» Directions
Please restate each entry that follows word for word.

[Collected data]
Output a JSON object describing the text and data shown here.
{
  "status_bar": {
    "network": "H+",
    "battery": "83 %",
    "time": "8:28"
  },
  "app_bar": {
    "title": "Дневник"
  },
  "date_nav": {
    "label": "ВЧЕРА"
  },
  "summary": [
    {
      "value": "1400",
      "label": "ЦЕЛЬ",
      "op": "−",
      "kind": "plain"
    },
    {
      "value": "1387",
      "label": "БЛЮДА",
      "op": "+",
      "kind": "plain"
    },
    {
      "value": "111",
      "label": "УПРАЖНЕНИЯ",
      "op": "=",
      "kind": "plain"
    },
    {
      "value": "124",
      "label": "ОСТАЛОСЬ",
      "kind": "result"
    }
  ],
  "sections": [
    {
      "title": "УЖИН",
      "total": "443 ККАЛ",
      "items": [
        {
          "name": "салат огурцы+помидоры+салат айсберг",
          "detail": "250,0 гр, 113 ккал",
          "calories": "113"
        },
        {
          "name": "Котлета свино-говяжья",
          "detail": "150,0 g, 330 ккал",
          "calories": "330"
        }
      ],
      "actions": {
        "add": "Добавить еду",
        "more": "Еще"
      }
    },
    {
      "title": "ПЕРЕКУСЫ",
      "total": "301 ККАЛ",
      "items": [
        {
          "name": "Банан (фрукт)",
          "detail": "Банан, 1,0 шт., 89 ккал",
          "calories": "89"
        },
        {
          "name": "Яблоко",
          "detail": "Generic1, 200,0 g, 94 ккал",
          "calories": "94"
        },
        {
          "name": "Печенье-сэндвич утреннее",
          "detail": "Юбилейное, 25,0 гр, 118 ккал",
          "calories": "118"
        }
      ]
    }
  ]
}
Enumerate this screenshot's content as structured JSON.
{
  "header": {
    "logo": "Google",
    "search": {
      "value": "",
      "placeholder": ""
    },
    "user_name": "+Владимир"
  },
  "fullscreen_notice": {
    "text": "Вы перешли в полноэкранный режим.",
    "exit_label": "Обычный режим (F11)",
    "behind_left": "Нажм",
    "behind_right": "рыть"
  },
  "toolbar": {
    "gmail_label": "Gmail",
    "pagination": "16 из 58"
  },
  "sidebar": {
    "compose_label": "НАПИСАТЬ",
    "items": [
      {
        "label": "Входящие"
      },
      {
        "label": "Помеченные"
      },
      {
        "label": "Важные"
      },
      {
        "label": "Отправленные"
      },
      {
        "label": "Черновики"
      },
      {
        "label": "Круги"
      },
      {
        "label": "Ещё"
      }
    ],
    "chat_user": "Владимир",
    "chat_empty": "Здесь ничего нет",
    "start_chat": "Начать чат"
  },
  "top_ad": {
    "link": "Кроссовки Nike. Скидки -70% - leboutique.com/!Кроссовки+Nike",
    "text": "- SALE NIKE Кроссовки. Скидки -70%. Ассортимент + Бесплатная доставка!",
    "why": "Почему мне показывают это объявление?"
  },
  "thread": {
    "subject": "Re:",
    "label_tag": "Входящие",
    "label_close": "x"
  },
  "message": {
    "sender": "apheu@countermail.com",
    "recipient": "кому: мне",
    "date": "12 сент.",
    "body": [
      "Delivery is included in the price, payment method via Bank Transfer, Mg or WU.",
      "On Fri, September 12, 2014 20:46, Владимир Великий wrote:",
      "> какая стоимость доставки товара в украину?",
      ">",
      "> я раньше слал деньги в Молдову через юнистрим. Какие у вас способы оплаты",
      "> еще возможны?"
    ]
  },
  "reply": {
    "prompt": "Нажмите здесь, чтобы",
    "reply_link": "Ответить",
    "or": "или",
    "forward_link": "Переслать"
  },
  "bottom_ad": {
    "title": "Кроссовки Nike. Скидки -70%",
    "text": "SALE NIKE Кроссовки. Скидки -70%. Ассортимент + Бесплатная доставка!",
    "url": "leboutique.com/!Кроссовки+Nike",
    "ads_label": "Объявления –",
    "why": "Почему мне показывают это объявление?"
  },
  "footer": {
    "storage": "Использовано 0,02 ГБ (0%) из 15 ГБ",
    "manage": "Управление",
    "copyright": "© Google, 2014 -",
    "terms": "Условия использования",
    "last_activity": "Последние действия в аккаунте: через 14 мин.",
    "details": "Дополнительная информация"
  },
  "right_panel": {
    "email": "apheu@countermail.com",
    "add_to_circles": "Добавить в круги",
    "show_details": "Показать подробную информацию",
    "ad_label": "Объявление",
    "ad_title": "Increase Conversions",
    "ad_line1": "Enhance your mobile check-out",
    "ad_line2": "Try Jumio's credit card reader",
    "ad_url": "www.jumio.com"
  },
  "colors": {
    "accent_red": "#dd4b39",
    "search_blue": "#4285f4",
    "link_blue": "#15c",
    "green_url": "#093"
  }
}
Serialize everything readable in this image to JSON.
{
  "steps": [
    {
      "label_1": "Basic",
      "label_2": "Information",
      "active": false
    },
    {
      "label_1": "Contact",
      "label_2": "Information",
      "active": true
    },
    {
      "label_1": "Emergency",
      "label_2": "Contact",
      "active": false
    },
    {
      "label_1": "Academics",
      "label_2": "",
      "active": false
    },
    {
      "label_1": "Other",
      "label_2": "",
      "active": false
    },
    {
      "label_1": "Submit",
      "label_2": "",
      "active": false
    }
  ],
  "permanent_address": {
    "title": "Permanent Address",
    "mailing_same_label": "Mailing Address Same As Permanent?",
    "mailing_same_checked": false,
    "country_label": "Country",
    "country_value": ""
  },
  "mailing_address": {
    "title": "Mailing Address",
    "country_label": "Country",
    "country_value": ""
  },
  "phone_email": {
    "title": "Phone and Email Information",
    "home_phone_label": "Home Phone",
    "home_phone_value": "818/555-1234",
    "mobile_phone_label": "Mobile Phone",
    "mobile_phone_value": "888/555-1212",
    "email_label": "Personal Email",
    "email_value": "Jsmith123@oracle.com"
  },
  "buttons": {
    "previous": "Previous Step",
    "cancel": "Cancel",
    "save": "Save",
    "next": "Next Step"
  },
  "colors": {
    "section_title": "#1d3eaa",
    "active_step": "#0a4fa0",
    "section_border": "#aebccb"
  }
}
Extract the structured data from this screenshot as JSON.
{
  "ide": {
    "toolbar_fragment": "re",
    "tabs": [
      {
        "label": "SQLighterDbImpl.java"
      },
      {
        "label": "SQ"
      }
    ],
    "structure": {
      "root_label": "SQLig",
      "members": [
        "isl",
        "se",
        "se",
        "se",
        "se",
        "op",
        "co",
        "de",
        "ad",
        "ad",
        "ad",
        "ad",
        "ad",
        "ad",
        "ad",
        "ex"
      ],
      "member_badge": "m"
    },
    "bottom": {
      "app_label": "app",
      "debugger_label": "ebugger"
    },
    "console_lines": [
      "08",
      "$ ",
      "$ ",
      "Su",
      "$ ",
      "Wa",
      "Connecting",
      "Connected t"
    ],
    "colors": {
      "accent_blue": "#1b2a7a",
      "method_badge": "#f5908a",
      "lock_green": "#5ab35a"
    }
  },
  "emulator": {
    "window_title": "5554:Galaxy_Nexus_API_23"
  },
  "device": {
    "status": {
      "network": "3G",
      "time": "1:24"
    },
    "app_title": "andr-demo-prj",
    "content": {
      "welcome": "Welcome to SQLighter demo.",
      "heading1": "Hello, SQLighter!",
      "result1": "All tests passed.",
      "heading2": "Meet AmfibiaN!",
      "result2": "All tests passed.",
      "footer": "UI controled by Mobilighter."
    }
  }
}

» Worked solution
Output a JSON object describing the text and data shown here.
{
  "status_bar": {
    "network": "H+",
    "battery": "83 %",
    "time": "8:28"
  },
  "app_bar": {
    "title": "Дневник"
  },
  "date_nav": {
    "label": "ВЧЕРА"
  },
  "summary": [
    {
      "value": "1400",
      "label": "ЦЕЛЬ",
      "op": "−",
      "kind": "plain"
    },
    {
      "value": "1387",
      "label": "БЛЮДА",
      "op": "+",
      "kind": "plain"
    },
    {
      "value": "111",
      "label": "УПРАЖНЕНИЯ",
      "op": "=",
      "kind": "plain"
    },
    {
      "value": "124",
      "label": "ОСТАЛОСЬ",
      "kind": "result"
    }
  ],
  "sections": [
    {
      "title": "УЖИН",
      "total": "443 ККАЛ",
      "items": [
        {
          "name": "салат огурцы+помидоры+салат айсберг",
          "detail": "250,0 гр, 113 ккал",
          "calories": "113"
        },
        {
          "name": "Котлета свино-говяжья",
          "detail": "150,0 g, 330 ккал",
          "calories": "330"
        }
      ],
      "actions": {
        "add": "Добавить еду",
        "more": "Еще"
      }
    },
    {
      "title": "ПЕРЕКУСЫ",
      "total": "301 ККАЛ",
      "items": [
        {
          "name": "Банан (фрукт)",
          "detail": "Банан, 1,0 шт., 89 ккал",
          "calories": "89"
        },
        {
          "name": "Яблоко",
          "detail": "Generic1, 200,0 g, 94 ккал",
          "calories": "94"
        },
        {
          "name": "Печенье-сэндвич утреннее",
          "detail": "Юбилейное, 25,0 гр, 118 ккал",
          "calories": "118"
        }
      ]
    }
  ]
}
Enumerate this screenshot's content as structured JSON.
{
  "header": {
    "logo": "Google",
    "search": {
      "value": "",
      "placeholder": ""
    },
    "user_name": "+Владимир"
  },
  "fullscreen_notice": {
    "text": "Вы перешли в полноэкранный режим.",
    "exit_label": "Обычный режим (F11)",
    "behind_left": "Нажм",
    "behind_right": "рыть"
  },
  "toolbar": {
    "gmail_label": "Gmail",
    "pagination": "16 из 58"
  },
  "sidebar": {
    "compose_label": "НАПИСАТЬ",
    "items": [
      {
        "label": "Входящие"
      },
      {
        "label": "Помеченные"
      },
      {
        "label": "Важные"
      },
      {
        "label": "Отправленные"
      },
      {
        "label": "Черновики"
      },
      {
        "label": "Круги"
      },
      {
        "label": "Ещё"
      }
    ],
    "chat_user": "Владимир",
    "chat_empty": "Здесь ничего нет",
    "start_chat": "Начать чат"
  },
  "top_ad": {
    "link": "Кроссовки Nike. Скидки -70% - leboutique.com/!Кроссовки+Nike",
    "text": "- SALE NIKE Кроссовки. Скидки -70%. Ассортимент + Бесплатная доставка!",
    "why": "Почему мне показывают это объявление?"
  },
  "thread": {
    "subject": "Re:",
    "label_tag": "Входящие",
    "label_close": "x"
  },
  "message": {
    "sender": "apheu@countermail.com",
    "recipient": "кому: мне",
    "date": "12 сент.",
    "body": [
      "Delivery is included in the price, payment method via Bank Transfer, Mg or WU.",
      "On Fri, September 12, 2014 20:46, Владимир Великий wrote:",
      "> какая стоимость доставки товара в украину?",
      ">",
      "> я раньше слал деньги в Молдову через юнистрим. Какие у вас способы оплаты",
      "> еще возможны?"
    ]
  },
  "reply": {
    "prompt": "Нажмите здесь, чтобы",
    "reply_link": "Ответить",
    "or": "или",
    "forward_link": "Переслать"
  },
  "bottom_ad": {
    "title": "Кроссовки Nike. Скидки -70%",
    "text": "SALE NIKE Кроссовки. Скидки -70%. Ассортимент + Бесплатная доставка!",
    "url": "leboutique.com/!Кроссовки+Nike",
    "ads_label": "Объявления –",
    "why": "Почему мне показывают это объявление?"
  },
  "footer": {
    "storage": "Использовано 0,02 ГБ (0%) из 15 ГБ",
    "manage": "Управление",
    "copyright": "© Google, 2014 -",
    "terms": "Условия использования",
    "last_activity": "Последние действия в аккаунте: через 14 мин.",
    "details": "Дополнительная информация"
  },
  "right_panel": {
    "email": "apheu@countermail.com",
    "add_to_circles": "Добавить в круги",
    "show_details": "Показать подробную информацию",
    "ad_label": "Объявление",
    "ad_title": "Increase Conversions",
    "ad_line1": "Enhance your mobile check-out",
    "ad_line2": "Try Jumio's credit card reader",
    "ad_url": "www.jumio.com"
  },
  "colors": {
    "accent_red": "#dd4b39",
    "search_blue": "#4285f4",
    "link_blue": "#15c",
    "green_url": "#093"
  }
}
Serialize everything readable in this image to JSON.
{
  "steps": [
    {
      "label_1": "Basic",
      "label_2": "Information",
      "active": false
    },
    {
      "label_1": "Contact",
      "label_2": "Information",
      "active": true
    },
    {
      "label_1": "Emergency",
      "label_2": "Contact",
      "active": false
    },
    {
      "label_1": "Academics",
      "label_2": "",
      "active": false
    },
    {
      "label_1": "Other",
      "label_2": "",
      "active": false
    },
    {
      "label_1": "Submit",
      "label_2": "",
      "active": false
    }
  ],
  "permanent_address": {
    "title": "Permanent Address",
    "mailing_same_label": "Mailing Address Same As Permanent?",
    "mailing_same_checked": false,
    "country_label": "Country",
    "country_value": ""
  },
  "mailing_address": {
    "title": "Mailing Address",
    "country_label": "Country",
    "country_value": ""
  },
  "phone_email": {
    "title": "Phone and Email Information",
    "home_phone_label": "Home Phone",
    "home_phone_value": "818/555-1234",
    "mobile_phone_label": "Mobile Phone",
    "mobile_phone_value": "888/555-1212",
    "email_label": "Personal Email",
    "email_value": "Jsmith123@oracle.com"
  },
  "buttons": {
    "previous": "Previous Step",
    "cancel": "Cancel",
    "save": "Save",
    "next": "Next Step"
  },
  "colors": {
    "section_title": "#1d3eaa",
    "active_step": "#0a4fa0",
    "section_border": "#aebccb"
  }
}
Extract the structured data from this screenshot as JSON.
{
  "ide": {
    "toolbar_fragment": "re",
    "tabs": [
      {
        "label": "SQLighterDbImpl.java"
      },
      {
        "label": "SQ"
      }
    ],
    "structure": {
      "root_label": "SQLig",
      "members": [
        "isl",
        "se",
        "se",
        "se",
        "se",
        "op",
        "co",
        "de",
        "ad",
        "ad",
        "ad",
        "ad",
        "ad",
        "ad",
        "ad",
        "ex"
      ],
      "member_badge": "m"
    },
    "bottom": {
      "app_label": "app",
      "debugger_label": "ebugger"
    },
    "console_lines": [
      "08",
      "$ ",
      "$ ",
      "Su",
      "$ ",
      "Wa",
      "Connecting",
      "Connected t"
    ],
    "colors": {
      "accent_blue": "#1b2a7a",
      "method_badge": "#f5908a",
      "lock_green": "#5ab35a"
    }
  },
  "emulator": {
    "window_title": "5554:Galaxy_Nexus_API_23"
  },
  "device": {
    "status": {
      "network": "3G",
      "time": "1:24"
    },
    "app_title": "andr-demo-prj",
    "content": {
      "welcome": "Welcome to SQLighter demo.",
      "heading1": "Hello, SQLighter!",
      "result1": "All tests passed.",
      "heading2": "Meet AmfibiaN!",
      "result2": "All tests passed.",
      "footer": "UI controled by Mobilighter."
    }
  }
}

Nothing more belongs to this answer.